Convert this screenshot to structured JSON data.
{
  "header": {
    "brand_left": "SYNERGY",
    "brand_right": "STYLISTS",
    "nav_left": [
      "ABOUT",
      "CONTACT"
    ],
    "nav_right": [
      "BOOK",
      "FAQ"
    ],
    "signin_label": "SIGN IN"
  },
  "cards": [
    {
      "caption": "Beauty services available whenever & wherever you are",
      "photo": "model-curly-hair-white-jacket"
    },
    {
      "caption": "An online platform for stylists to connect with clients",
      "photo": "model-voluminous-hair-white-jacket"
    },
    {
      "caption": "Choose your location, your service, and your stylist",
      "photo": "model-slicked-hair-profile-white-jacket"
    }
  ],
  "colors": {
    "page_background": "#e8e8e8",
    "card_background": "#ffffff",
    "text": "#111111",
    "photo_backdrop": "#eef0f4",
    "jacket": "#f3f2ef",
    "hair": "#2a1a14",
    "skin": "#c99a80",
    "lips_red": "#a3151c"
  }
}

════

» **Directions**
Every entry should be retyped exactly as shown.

» **Solution**
Convert this screenshot to structured JSON data.
{
  "header": {
    "brand_left": "SYNERGY",
    "brand_right": "STYLISTS",
    "nav_left": [
      "ABOUT",
      "CONTACT"
    ],
    "nav_right": [
      "BOOK",
      "FAQ"
    ],
    "signin_label": "SIGN IN"
  },
  "cards": [
    {
      "caption": "Beauty services available whenever & wherever you are",
      "photo": "model-curly-hair-white-jacket"
    },
    {
      "caption": "An online platform for stylists to connect with clients",
      "photo": "model-voluminous-hair-white-jacket"
    },
    {
      "caption": "Choose your location, your service, and your stylist",
      "photo": "model-slicked-hair-profile-white-jacket"
    }
  ],
  "colors": {
    "page_background": "#e8e8e8",
    "card_background": "#ffffff",
    "text": "#111111",
    "photo_backdrop": "#eef0f4",
    "jacket": "#f3f2ef",
    "hair": "#2a1a14",
    "skin": "#c99a80",
    "lips_red": "#a3151c"
  }
}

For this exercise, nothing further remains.